● **Exercise data**:
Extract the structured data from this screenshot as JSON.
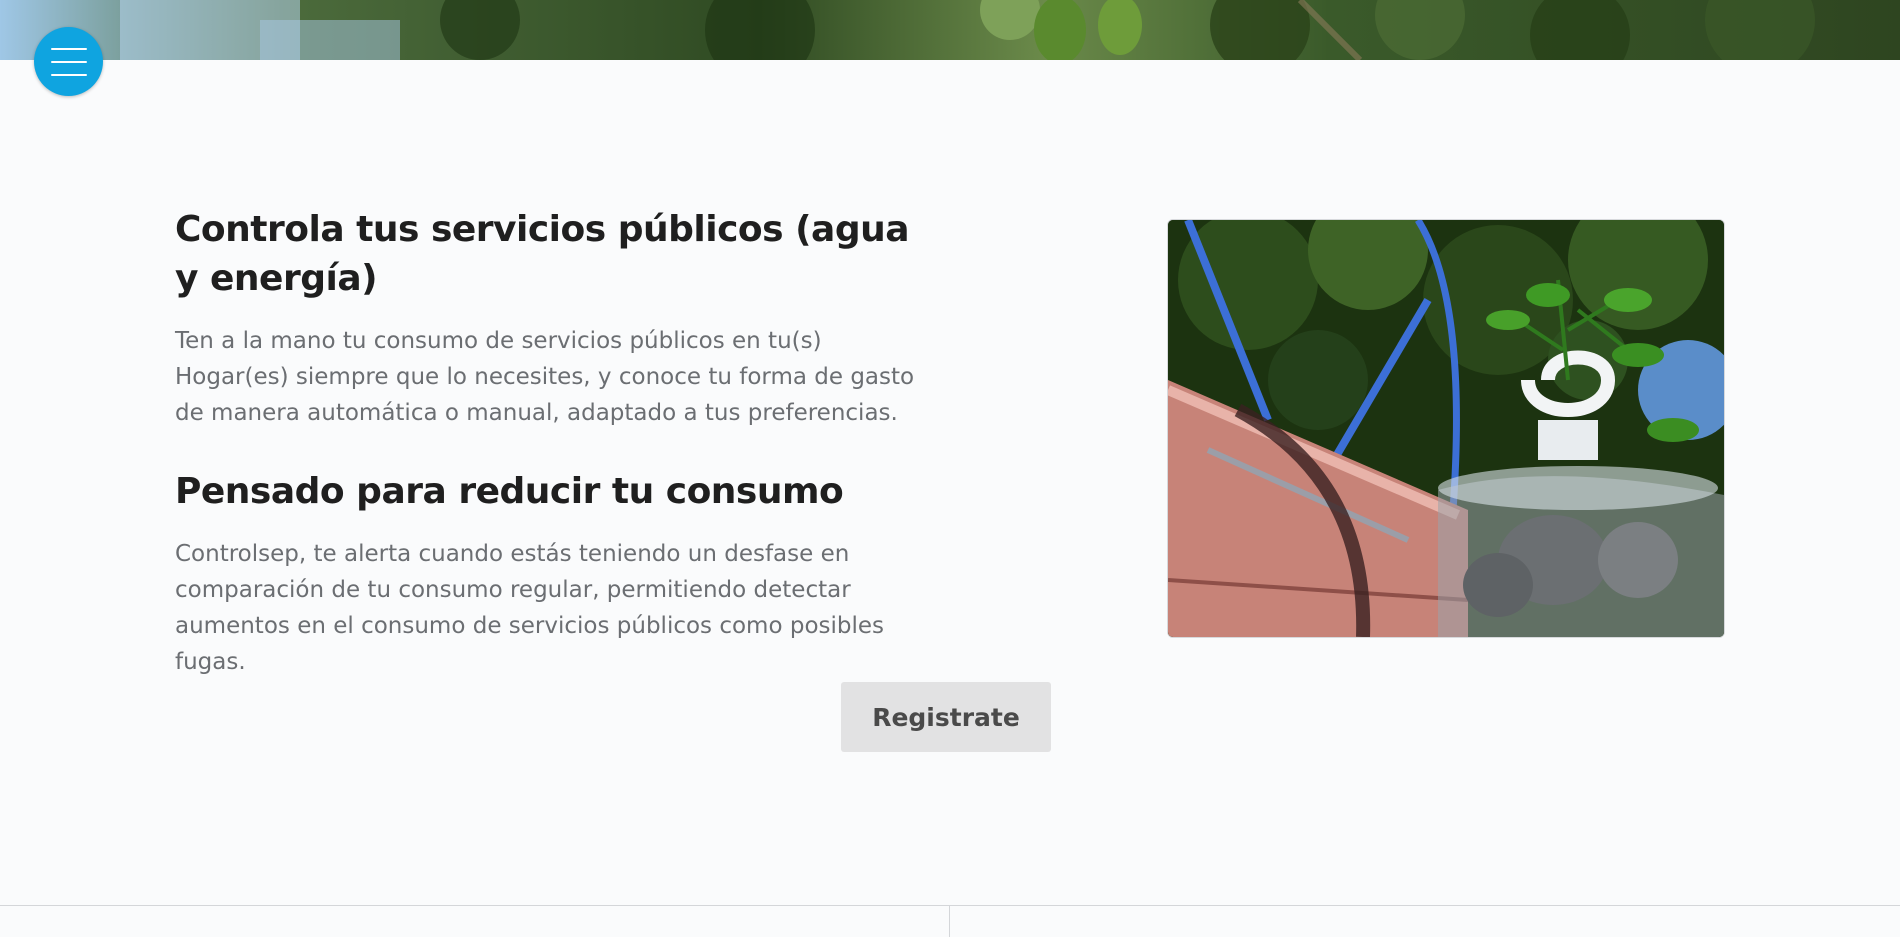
{
  "nav": {
    "menu_icon": "hamburger-icon"
  },
  "sections": [
    {
      "title": "Controla tus servicios públicos (agua y energía)",
      "text": "Ten a la mano tu consumo de servicios públicos en tu(s) Hogar(es) siempre que lo necesites, y conoce tu forma de gasto de manera automática o manual, adaptado a tus preferencias."
    },
    {
      "title": "Pensado para reducir tu consumo",
      "text": "Controlsep, te alerta cuando estás teniendo un desfase en comparación de tu consumo regular, permitiendo detectar aumentos en el consumo de servicios públicos como posibles fugas."
    }
  ],
  "cta": {
    "register_label": "Registrate"
  },
  "colors": {
    "accent": "#0fa4e0",
    "background": "#fafbfc",
    "heading": "#1f1f1f",
    "body_text": "#6b6e72",
    "button_bg": "#e2e2e3"
  }
}
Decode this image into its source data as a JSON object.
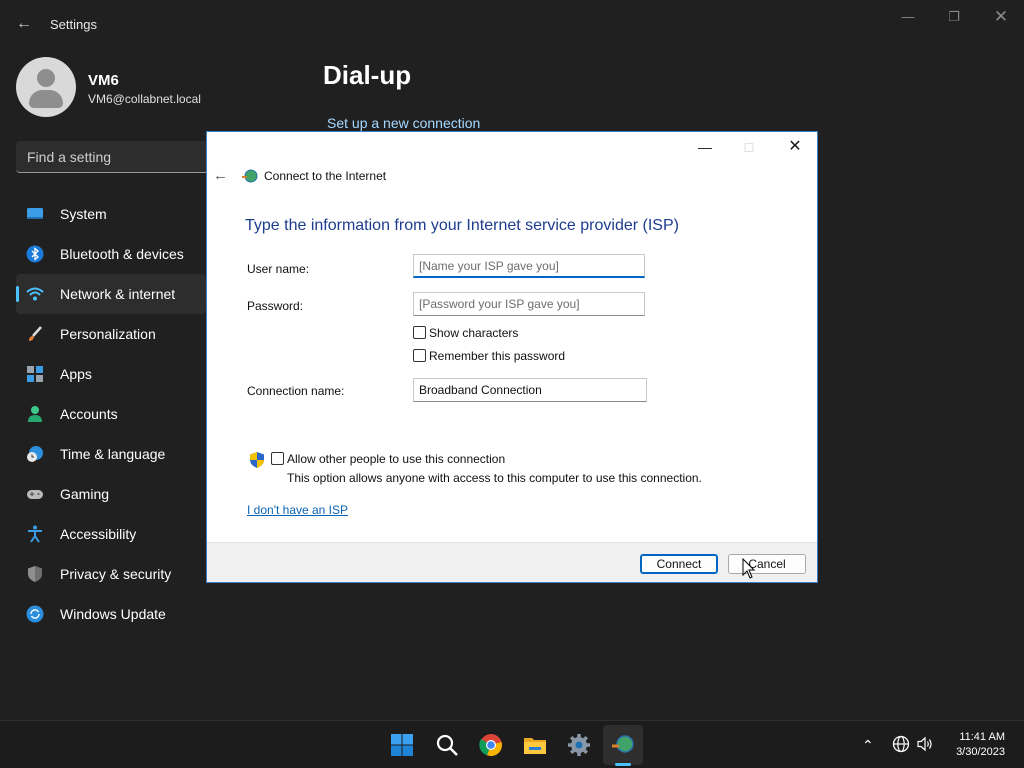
{
  "window": {
    "title": "Settings",
    "back_icon": "arrow-left-icon",
    "controls": [
      "minimize-icon",
      "maximize-icon",
      "close-icon"
    ]
  },
  "profile": {
    "name": "VM6",
    "email": "VM6@collabnet.local"
  },
  "search": {
    "placeholder": "Find a setting"
  },
  "sidebar": {
    "items": [
      {
        "label": "System",
        "icon": "monitor-icon",
        "active": false
      },
      {
        "label": "Bluetooth & devices",
        "icon": "bluetooth-icon",
        "active": false
      },
      {
        "label": "Network & internet",
        "icon": "wifi-icon",
        "active": true
      },
      {
        "label": "Personalization",
        "icon": "brush-icon",
        "active": false
      },
      {
        "label": "Apps",
        "icon": "apps-icon",
        "active": false
      },
      {
        "label": "Accounts",
        "icon": "person-icon",
        "active": false
      },
      {
        "label": "Time & language",
        "icon": "globe-clock-icon",
        "active": false
      },
      {
        "label": "Gaming",
        "icon": "gamepad-icon",
        "active": false
      },
      {
        "label": "Accessibility",
        "icon": "accessibility-icon",
        "active": false
      },
      {
        "label": "Privacy & security",
        "icon": "shield-icon",
        "active": false
      },
      {
        "label": "Windows Update",
        "icon": "update-icon",
        "active": false
      }
    ]
  },
  "main": {
    "title": "Dial-up",
    "setup_link": "Set up a new connection"
  },
  "dialog": {
    "title": "Connect to the Internet",
    "heading": "Type the information from your Internet service provider (ISP)",
    "username_label": "User name:",
    "username_placeholder": "[Name your ISP gave you]",
    "password_label": "Password:",
    "password_placeholder": "[Password your ISP gave you]",
    "show_characters": "Show characters",
    "remember_password": "Remember this password",
    "connection_name_label": "Connection name:",
    "connection_name_value": "Broadband Connection",
    "allow_others": "Allow other people to use this connection",
    "allow_note": "This option allows anyone with access to this computer to use this connection.",
    "no_isp_link": "I don't have an ISP",
    "connect_button": "Connect",
    "cancel_button": "Cancel"
  },
  "taskbar": {
    "apps": [
      "start-icon",
      "search-icon",
      "chrome-icon",
      "file-explorer-icon",
      "settings-icon",
      "network-wizard-icon"
    ],
    "time": "11:41 AM",
    "date": "3/30/2023"
  },
  "colors": {
    "accent": "#4cc2ff",
    "dialog_heading": "#1e3d8f",
    "link": "#0b63b6"
  }
}
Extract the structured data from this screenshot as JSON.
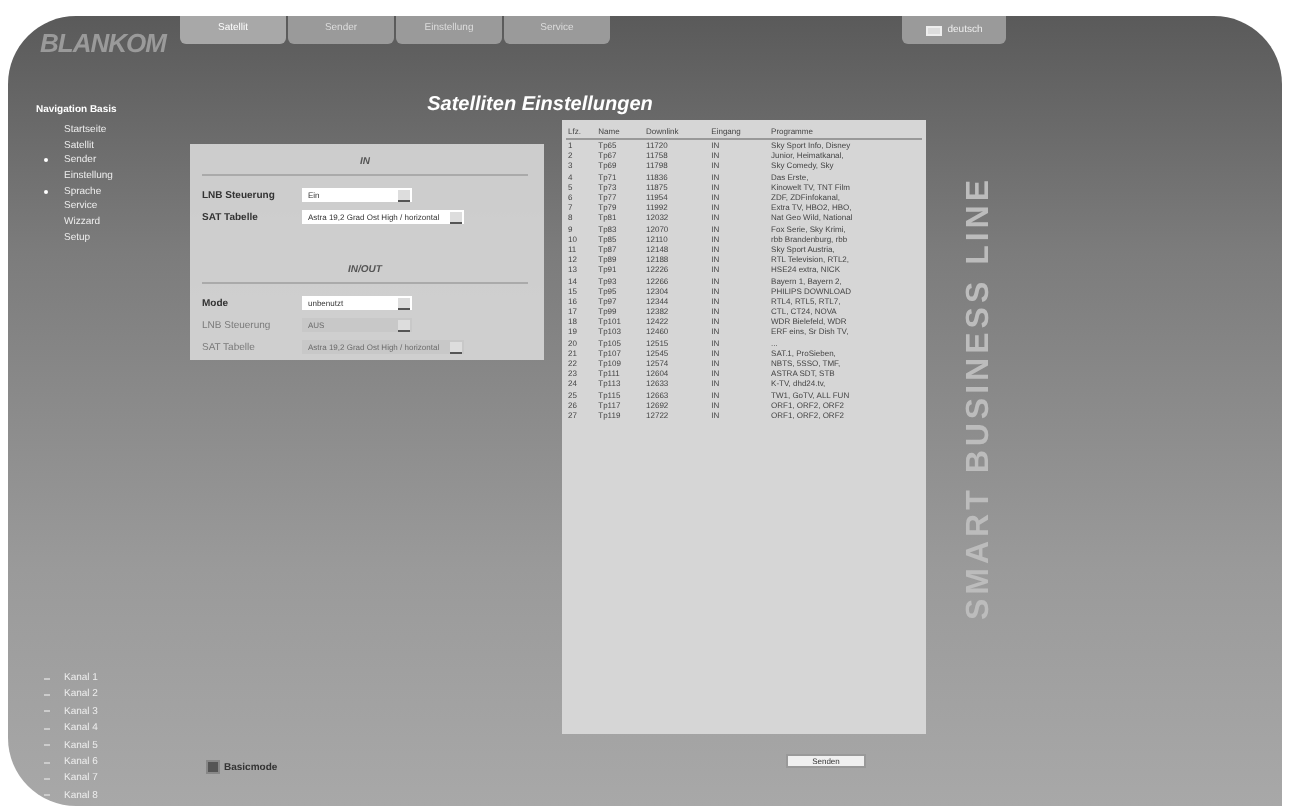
{
  "logo": "BLANKOM",
  "tabs": [
    {
      "label": "Satellit",
      "selected": true
    },
    {
      "label": "Sender",
      "selected": false
    },
    {
      "label": "Einstellung",
      "selected": false
    },
    {
      "label": "Service",
      "selected": false
    }
  ],
  "language": "deutsch",
  "navigation": {
    "title": "Navigation Basis",
    "items": [
      {
        "label": "Startseite",
        "bullet": false
      },
      {
        "label": "Satellit",
        "bullet": false
      },
      {
        "label": "Sender",
        "bullet": true
      },
      {
        "label": "Einstellung",
        "bullet": false
      },
      {
        "label": "Sprache",
        "bullet": true
      },
      {
        "label": "Service",
        "bullet": false
      },
      {
        "label": "Wizzard",
        "bullet": false
      },
      {
        "label": "Setup",
        "bullet": false
      }
    ]
  },
  "channels": [
    "Kanal 1",
    "Kanal 2",
    "Kanal 3",
    "Kanal 4",
    "Kanal 5",
    "Kanal 6",
    "Kanal 7",
    "Kanal 8"
  ],
  "title": "Satelliten Einstellungen",
  "sections": [
    {
      "title": "IN",
      "rows": [
        {
          "label": "LNB Steuerung",
          "value": "Ein",
          "disabled": false
        },
        {
          "label": "SAT Tabelle",
          "value": "Astra 19,2 Grad Ost High / horizontal",
          "disabled": false
        }
      ]
    },
    {
      "title": "IN/OUT",
      "rows": [
        {
          "label": "Mode",
          "value": "unbenutzt",
          "disabled": false
        },
        {
          "label": "LNB Steuerung",
          "value": "AUS",
          "disabled": true
        },
        {
          "label": "SAT Tabelle",
          "value": "Astra 19,2 Grad Ost High / horizontal",
          "disabled": true
        }
      ]
    }
  ],
  "basicmode": {
    "label": "Basicmode",
    "checked": true
  },
  "table": {
    "columns": [
      "Lfz.",
      "Name",
      "Downlink",
      "Eingang",
      "Programme"
    ],
    "rows": [
      [
        "1",
        "Tp65",
        "11720",
        "IN",
        "Sky Sport Info, Disney"
      ],
      [
        "2",
        "Tp67",
        "11758",
        "IN",
        "Junior, Heimatkanal,"
      ],
      [
        "3",
        "Tp69",
        "11798",
        "IN",
        "Sky Comedy, Sky"
      ],
      [
        "4",
        "Tp71",
        "11836",
        "IN",
        "Das Erste,"
      ],
      [
        "5",
        "Tp73",
        "11875",
        "IN",
        "Kinowelt TV, TNT Film"
      ],
      [
        "6",
        "Tp77",
        "11954",
        "IN",
        "ZDF, ZDFinfokanal,"
      ],
      [
        "7",
        "Tp79",
        "11992",
        "IN",
        "Extra TV, HBO2, HBO,"
      ],
      [
        "8",
        "Tp81",
        "12032",
        "IN",
        "Nat Geo Wild, National"
      ],
      [
        "9",
        "Tp83",
        "12070",
        "IN",
        "Fox Serie, Sky Krimi,"
      ],
      [
        "10",
        "Tp85",
        "12110",
        "IN",
        "rbb Brandenburg, rbb"
      ],
      [
        "11",
        "Tp87",
        "12148",
        "IN",
        "Sky Sport Austria,"
      ],
      [
        "12",
        "Tp89",
        "12188",
        "IN",
        "RTL Television, RTL2,"
      ],
      [
        "13",
        "Tp91",
        "12226",
        "IN",
        "HSE24 extra, NICK"
      ],
      [
        "14",
        "Tp93",
        "12266",
        "IN",
        "Bayern 1, Bayern 2,"
      ],
      [
        "15",
        "Tp95",
        "12304",
        "IN",
        "PHILIPS DOWNLOAD"
      ],
      [
        "16",
        "Tp97",
        "12344",
        "IN",
        "RTL4, RTL5, RTL7,"
      ],
      [
        "17",
        "Tp99",
        "12382",
        "IN",
        "CTL, CT24, NOVA"
      ],
      [
        "18",
        "Tp101",
        "12422",
        "IN",
        "WDR Bielefeld, WDR"
      ],
      [
        "19",
        "Tp103",
        "12460",
        "IN",
        "ERF eins, Sr Dish TV,"
      ],
      [
        "20",
        "Tp105",
        "12515",
        "IN",
        "..."
      ],
      [
        "21",
        "Tp107",
        "12545",
        "IN",
        "SAT.1, ProSieben,"
      ],
      [
        "22",
        "Tp109",
        "12574",
        "IN",
        "NBTS, 5SSO, TMF,"
      ],
      [
        "23",
        "Tp111",
        "12604",
        "IN",
        "ASTRA SDT, STB"
      ],
      [
        "24",
        "Tp113",
        "12633",
        "IN",
        "K-TV, dhd24.tv,"
      ],
      [
        "25",
        "Tp115",
        "12663",
        "IN",
        "TW1, GoTV, ALL FUN"
      ],
      [
        "26",
        "Tp117",
        "12692",
        "IN",
        "ORF1, ORF2, ORF2"
      ],
      [
        "27",
        "Tp119",
        "12722",
        "IN",
        "ORF1, ORF2, ORF2"
      ]
    ]
  },
  "send_button": "Senden",
  "brand_line": "SMART BUSINESS LINE"
}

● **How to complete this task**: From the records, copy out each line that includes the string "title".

● **Solution**:
      "title": "Controla tus servicios públicos (agua y energía)",
      "title": "Pensado para reducir tu consumo",
    "title": "Settings",
    "title": "Dial-up",
    "title": "Connect to the Internet",
    "title": "Navigation Basis",
  "title": "Satelliten Einstellungen",
      "title": "IN",
      "title": "IN/OUT",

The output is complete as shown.